6. When starting, focus on what matters, don’t waste your time on futile things.

Futile things:

  • product name
  • logo
  • domain name
  • the color of that button

What matters:

  • clean landing page
  • copywriting (no typos!)
  • getting user feedback

7. Once you have found an acquisition channel that works, go all-in.

In the beginning, It’s easy to get lost in all the marketing opportunities out there.

You should really try to master one thing before going elsewhere.

This one is from Traction…

It will save you time, money, and energy.

The content was working for us.

It was not perfect but it was working.

So we learned a ton about SEO and content marketing and haven’t tried something else for the last 12 months.

This is our results:

8. Offer top-notch support

It is surprisingly easy to out-do your competitors’ support:

  • reply to emails in less than 30 minutes
  • have in-app chat
  • be friendly in all situations
  • offer a follow-up to users having trouble using your product.

Does it scale? no.

Will you lose a bit of focus? yes.

But in my opinion, it’s worth it. Many people were delighted about how fast we answered support tickets, even if we did not solve the problem right away.

9. Rate limit your payment endpoints.

Hackers are constantly monitoring IndieHackers, ProductHunt, and co searching for unprotected payment endpoints.

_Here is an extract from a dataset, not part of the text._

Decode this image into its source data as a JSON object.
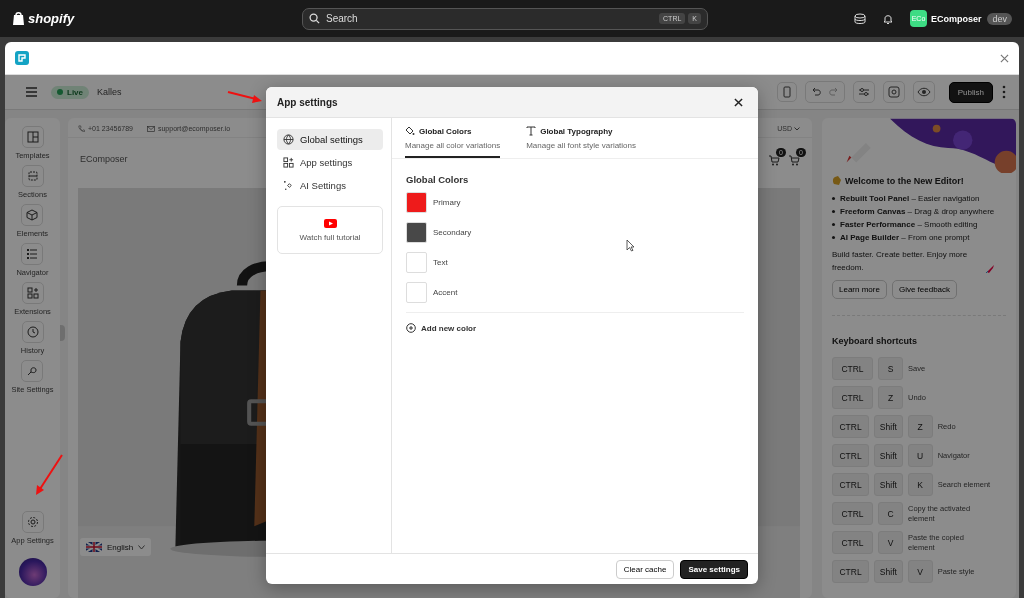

They often do this to bulk test stolen credit cards.

You should ask @ossia what he thinks about it.

How I Stopped a Credit Card Thief From Ripping Off 3,537 People – and Saved Our Nonprofit in the ProcessMy 2 year old woke me up by canonballing from my bed’s headboard down onto my face. I groaned and peeled off my eye mask. My phone said it was Wednesday, January 8, 2020 – the big day. I tucked my so…

10. Apply to those new bootstrapper-friendly funds.

I’m talking about @TinySeed, @EarnestCapital etc.

Applying to TinySeed was probably the best decision we’ve ever made regarding @ScrapingBee.

There were only upsides doing it:

  • you get financial relief: risking your own savings is stressful and risky
  • you still have control of the company
  • the process is fast and straightforward
  • community and tutors are awesome and teach a lot

Even if you’re not accepted this is a good way to have honest feedback about your biz.

All in all those last two years have been crazy and exhausting but I don’t regret choosing freedom over comfort.

Let’s hope the next two will be as fun :crossed_fingers: